There are many ways in which a person can hold title to a property. For example, an estate trustee dealing with the estate of a deceased person can have that person’s property transferred to them in the capacity of an estate trustee. Other times, an individual may hold a property as trustee for a beneficial owner. When more than one person owns a property together, the two most common forms of ownership are as joint tenants or as tenants in common.
The effects of co-owning a property as a joint tenant or as a tenant in common are very different from each other.
The main difference between a joint tenancy and a tenancy in common is the right of survivorship. If two individuals own a property as joint tenants and one of them dies, their interest will vest in the remaining owner who now owns the property completely. For this reason, joint tenancy is most often used by spouses acquiring property together so that eventually when one dies, the widow or widower is left with total control over the property.
A tenancy in common, on the other hand, does not give any right of survivorship to co-owners. An individual who owns a property as a tenant in common with one or more other individuals may devise their interest to anyone they choose on death. Furthermore, while living, a tenant in common has full rights to sell their interest in the property to whomsoever they may choose. For this reason, tenancy in common is often used when individuals purchase a property for business reasons or as an investment. As tenants in common they have comfort knowing that if they die, their family will receive the property rather than their business partners.
What’s more, a tenancy in common can be divided by percentage. An individual can own 10% of a property as a tenant in common while another owns 90%. This is particularly helpful for business partners investing in a property together, but can be an obstacle for spouses who maintain separate finances and purchase a home together with unequal contributions. If individuals choose to own a property as joint tenants, any mention of percentage of ownership may have the effect of severing the joint tenancy and creating a tenancy in common.

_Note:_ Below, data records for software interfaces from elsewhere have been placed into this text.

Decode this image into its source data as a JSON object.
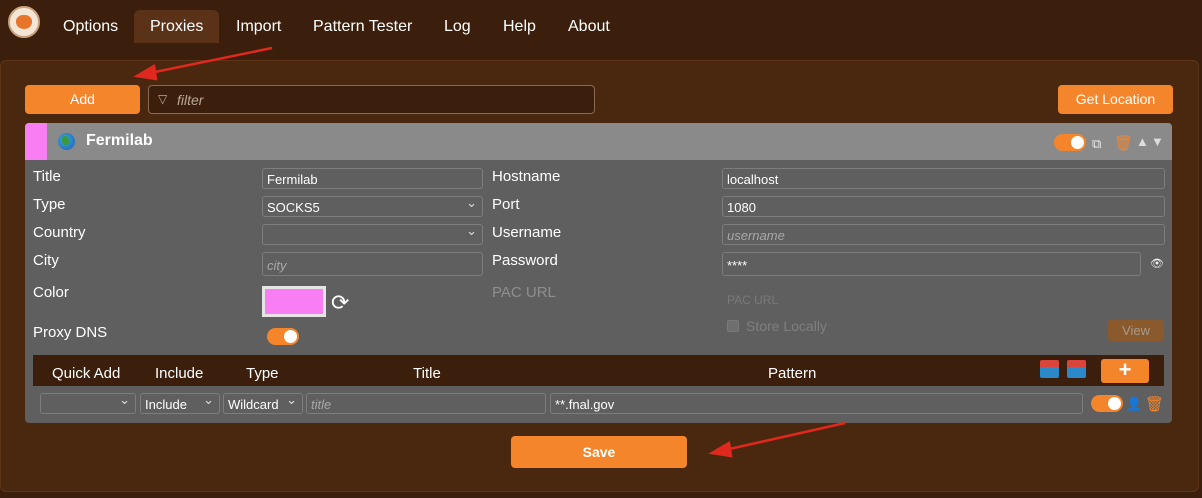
{
  "nav": {
    "tabs": [
      {
        "label": "Options"
      },
      {
        "label": "Proxies"
      },
      {
        "label": "Import"
      },
      {
        "label": "Pattern Tester"
      },
      {
        "label": "Log"
      },
      {
        "label": "Help"
      },
      {
        "label": "About"
      }
    ],
    "active_tab": "Proxies"
  },
  "toolbar": {
    "add_label": "Add",
    "filter_placeholder": "filter",
    "get_location_label": "Get Location"
  },
  "proxy": {
    "title": "Fermilab",
    "color": "#f97ef4",
    "enabled": true,
    "labels": {
      "title": "Title",
      "type": "Type",
      "country": "Country",
      "city": "City",
      "color": "Color",
      "proxy_dns": "Proxy DNS",
      "hostname": "Hostname",
      "port": "Port",
      "username": "Username",
      "password": "Password",
      "pac_url": "PAC URL",
      "store_locally": "Store Locally",
      "view": "View"
    },
    "values": {
      "title": "Fermilab",
      "type": "SOCKS5",
      "country": "",
      "city_placeholder": "city",
      "hostname": "localhost",
      "port": "1080",
      "username_placeholder": "username",
      "password": "****",
      "pac_url_placeholder": "PAC URL"
    },
    "proxy_dns_enabled": true
  },
  "patterns": {
    "headers": [
      "Quick Add",
      "Include",
      "Type",
      "Title",
      "Pattern"
    ],
    "rows": [
      {
        "quick_add": "",
        "include": "Include",
        "type": "Wildcard",
        "title_placeholder": "title",
        "pattern": "**.fnal.gov",
        "enabled": true
      }
    ],
    "add_label": "+"
  },
  "save_label": "Save",
  "colors": {
    "accent": "#f5852a",
    "background": "#3b1f0c",
    "card": "#5f5f5f",
    "annotation_arrow": "#e0281f"
  }
}
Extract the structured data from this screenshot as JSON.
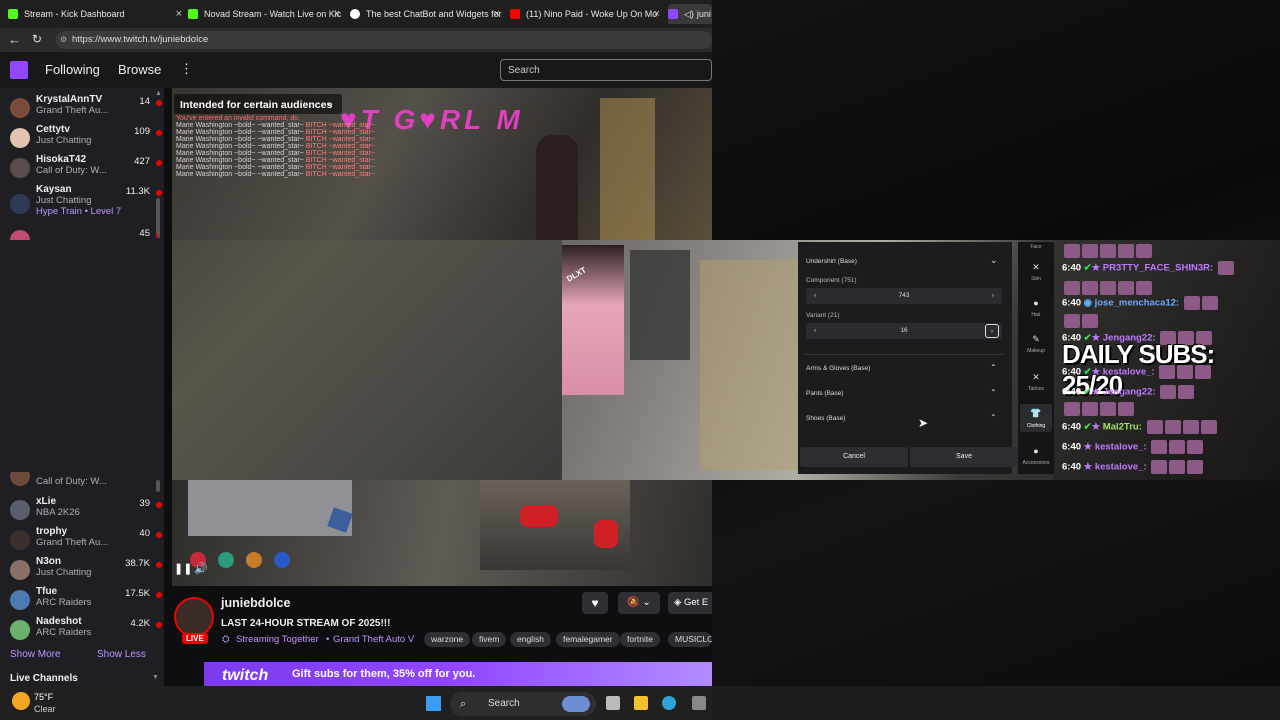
{
  "browser": {
    "tabs": [
      {
        "label": "Stream - Kick Dashboard",
        "color": "#53fc18"
      },
      {
        "label": "Novad Stream - Watch Live on Kic",
        "color": "#53fc18"
      },
      {
        "label": "The best ChatBot and Widgets for",
        "color": "#ffffff"
      },
      {
        "label": "(11) Nino Paid - Woke Up On Mo",
        "color": "#ff0000"
      },
      {
        "label": "juni",
        "color": "#9147ff"
      }
    ],
    "url": "https://www.twitch.tv/juniebdolce"
  },
  "twitch_nav": {
    "following": "Following",
    "browse": "Browse",
    "more": "⋮",
    "search_placeholder": "Search"
  },
  "sidebar": {
    "channels_top": [
      {
        "name": "KrystalAnnTV",
        "game": "Grand Theft Au...",
        "viewers": "14",
        "color": "#7a4a3a"
      },
      {
        "name": "Cettytv",
        "game": "Just Chatting",
        "viewers": "109",
        "color": "#e0c4b0"
      },
      {
        "name": "HisokaT42",
        "game": "Call of Duty: W...",
        "viewers": "427",
        "color": "#5a4c4a"
      },
      {
        "name": "Kaysan",
        "game": "Just Chatting",
        "viewers": "11.3K",
        "color": "#2e3b55",
        "extra": "Hype Train • Level 7"
      },
      {
        "name": "",
        "game": "",
        "viewers": "45",
        "color": "#c04a70"
      }
    ],
    "channels_bottom": [
      {
        "name": "",
        "game": "Call of Duty: W...",
        "viewers": "",
        "color": "#6a4a3a"
      },
      {
        "name": "xLie",
        "game": "NBA 2K26",
        "viewers": "39",
        "color": "#5a5f70"
      },
      {
        "name": "trophy",
        "game": "Grand Theft Au...",
        "viewers": "40",
        "color": "#3a2f2a"
      },
      {
        "name": "N3on",
        "game": "Just Chatting",
        "viewers": "38.7K",
        "color": "#8a7066"
      },
      {
        "name": "Tfue",
        "game": "ARC Raiders",
        "viewers": "17.5K",
        "color": "#4a7ab0"
      },
      {
        "name": "Nadeshot",
        "game": "ARC Raiders",
        "viewers": "4.2K",
        "color": "#6bb06b"
      }
    ],
    "show_more": "Show More",
    "show_less": "Show Less",
    "live_channels": "Live Channels"
  },
  "video": {
    "audience_label": "Intended for certain audiences",
    "stream_chat": {
      "notice": "You've entered an invalid command, do",
      "line_prefix": "Marie Washington ~bold~ ~wanted_star~",
      "line_suffix": "BITCH ~wanted_star~"
    }
  },
  "clothing_menu": {
    "undershirt": "Undershirt (Base)",
    "component_label": "Component (751)",
    "component_value": "743",
    "variant_label": "Variant (21)",
    "variant_value": "16",
    "arms": "Arms & Gloves (Base)",
    "pants": "Pants (Base)",
    "shoes": "Shoes (Base)",
    "cancel": "Cancel",
    "save": "Save",
    "categories": [
      "Face",
      "Skin",
      "Hair",
      "Makeup",
      "Tattoos",
      "Clothing",
      "Accessories"
    ]
  },
  "sub_chat": {
    "daily_subs": "DAILY SUBS: 25/20",
    "lines": [
      {
        "time": "6:40",
        "user": "PR3TTY_FACE_SHIN3R:"
      },
      {
        "time": "6:40",
        "user": "jose_menchaca12:"
      },
      {
        "time": "6:40",
        "user": "Jengang22:"
      },
      {
        "time": "6:40",
        "user": "kestalove_:"
      },
      {
        "time": "6:40",
        "user": "Jengang22:"
      },
      {
        "time": "6:40",
        "user": "Mal2Tru:"
      },
      {
        "time": "6:40",
        "user": "kestalove_:"
      },
      {
        "time": "6:40",
        "user": "kestalove_:"
      }
    ]
  },
  "stream_info": {
    "channel": "juniebdolce",
    "live_badge": "LIVE",
    "title": "LAST 24-HOUR STREAM OF 2025!!!",
    "streaming_together": "Streaming Together",
    "game": "Grand Theft Auto V",
    "tags": [
      "warzone",
      "fivem",
      "english",
      "femalegamer",
      "fortnite",
      "MUSICLO"
    ],
    "get_label": "Get E",
    "promo_logo": "twitch",
    "promo_text": "Gift subs for them, 35% off for you."
  },
  "taskbar": {
    "weather_temp": "75°F",
    "weather_desc": "Clear",
    "search": "Search"
  }
}
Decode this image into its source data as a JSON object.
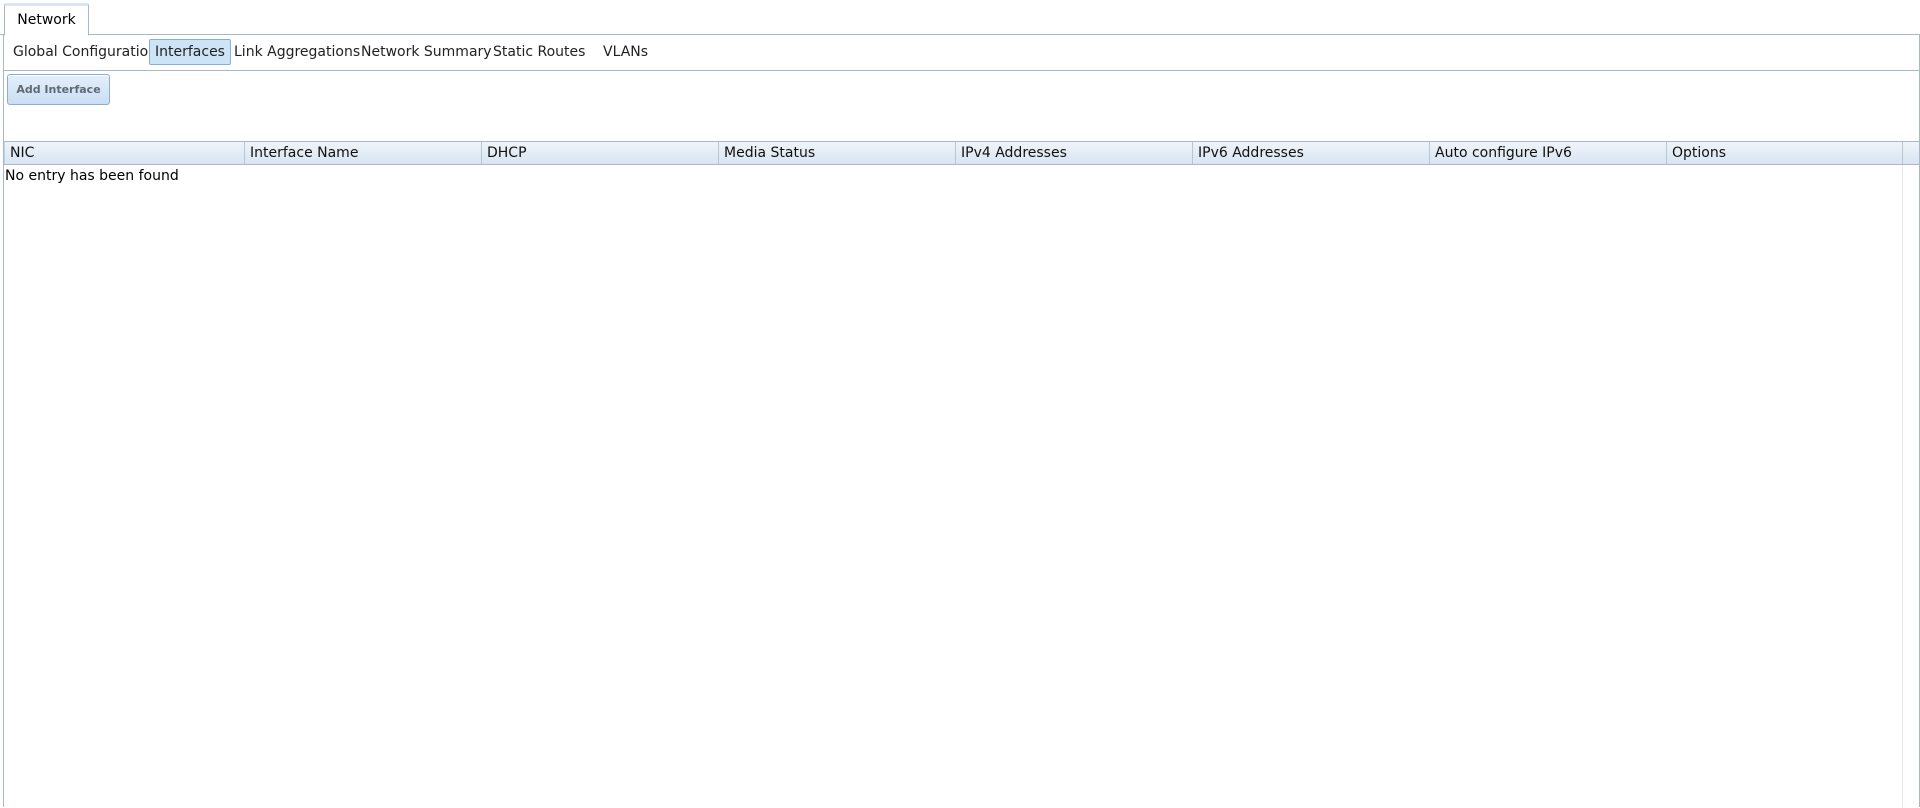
{
  "top_tabs": [
    {
      "label": "Network",
      "active": true
    }
  ],
  "sub_tabs": [
    {
      "label": "Global Configuration",
      "active": false
    },
    {
      "label": "Interfaces",
      "active": true
    },
    {
      "label": "Link Aggregations",
      "active": false
    },
    {
      "label": "Network Summary",
      "active": false
    },
    {
      "label": "Static Routes",
      "active": false
    },
    {
      "label": "VLANs",
      "active": false
    }
  ],
  "toolbar": {
    "add_label": "Add Interface"
  },
  "grid": {
    "columns": [
      "NIC",
      "Interface Name",
      "DHCP",
      "Media Status",
      "IPv4 Addresses",
      "IPv6 Addresses",
      "Auto configure IPv6",
      "Options"
    ],
    "rows": [],
    "empty_message": "No entry has been found"
  },
  "colors": {
    "active_tab_bg": "#cde3f6",
    "border": "#a9b8c8",
    "header_gradient_top": "#eef4fa",
    "header_gradient_bottom": "#d9e5f1"
  }
}
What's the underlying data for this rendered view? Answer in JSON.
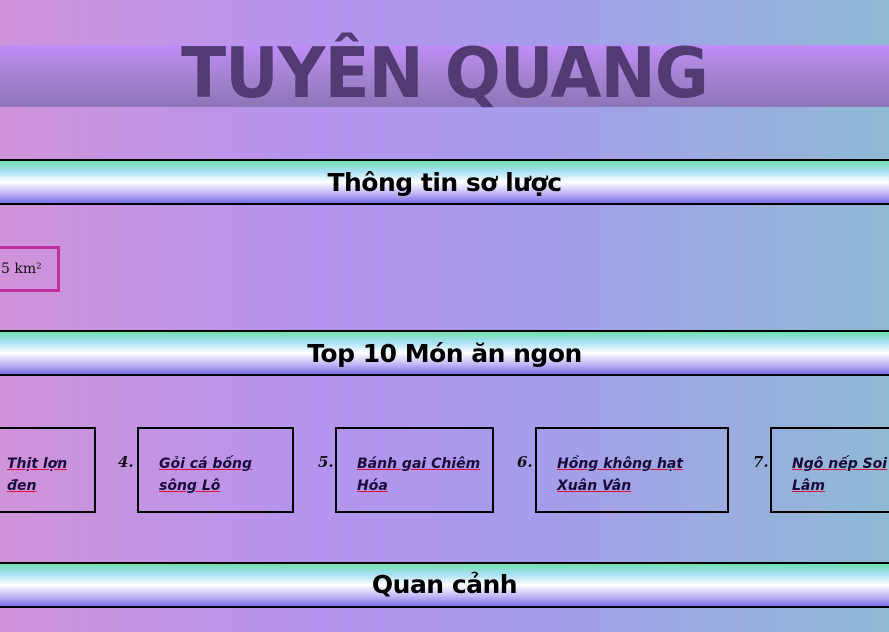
{
  "header": {
    "title": "TUYÊN QUANG"
  },
  "sections": {
    "overview_title": "Thông tin sơ lược",
    "food_title": "Top 10 Món ăn ngon",
    "scenery_title": "Quan cảnh"
  },
  "overview": {
    "area_text": "5 km²"
  },
  "foods": [
    {
      "number": "",
      "name": "Thịt lợn đen"
    },
    {
      "number": "4.",
      "name": "Gỏi cá bống sông Lô"
    },
    {
      "number": "5.",
      "name": "Bánh gai Chiêm Hóa"
    },
    {
      "number": "6.",
      "name": "Hồng không hạt Xuân Vân"
    },
    {
      "number": "7.",
      "name": "Ngô nếp Soi Lâm"
    }
  ],
  "colors": {
    "title_text": "#523a72",
    "area_border": "#c02fa0",
    "link_underline": "#e0103a"
  }
}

In the case of a tenancy in common, it is often difficult for an individual owner to sell only their share in a property. For this reason, when purchasing a property as a tenancy in common with other individuals it always helps to discuss how each individual tenant in common will contribute to the ongoing maintenance of the property and under what conditions they can sell their interest. It is always smart to consult an experienced real estate lawyer who can help you draft a Co-Tenancy Agreement which will govern the relationship between all individual tenants in common.
For the foregoing reasons, individuals must put a lot of thought in how they want to own their property. Furthermore, joint tenancies and tenancies in common are factors in estate planning as well.
When having their wills drafted, individuals wishing to leave a property to their children or any other group of individuals will need to seriously consider whether they want to devise the property to them as a joint tenancy or as tenancy in common. In fact, unless it is very clearly and explicitly stated that the testator wishes to leave the property as a joint tenancy, a tenancy in common will be created by default. There have been many cases in which a deceased person’s will was contested in court by parties over this reason specifically.
Others use joint tenancy as a means of avoiding including certain properties in a will, or for inter-generational estate planning. A parent who knows they want to leave their home to their child may add the child on title to the home as a joint tenant with the idea that when they die the home will pass to the child without having to pay estate taxes and without having to probate a will. This is trickier than it sounds and more often than not it doesn’t work (when taxes are concerned, it’s always too good to be true!). As always, there are ways to do things properly and those ways involve careful planning and consideration.
At Davidzon Burshtein LLP we are always happy to discuss matters of estate planning with our clients. There are many considerations when purchasing a property and this is just one of them. For this reason, it always makes sense to consult a lawyer who is experienced in real estate law and estates and tax law.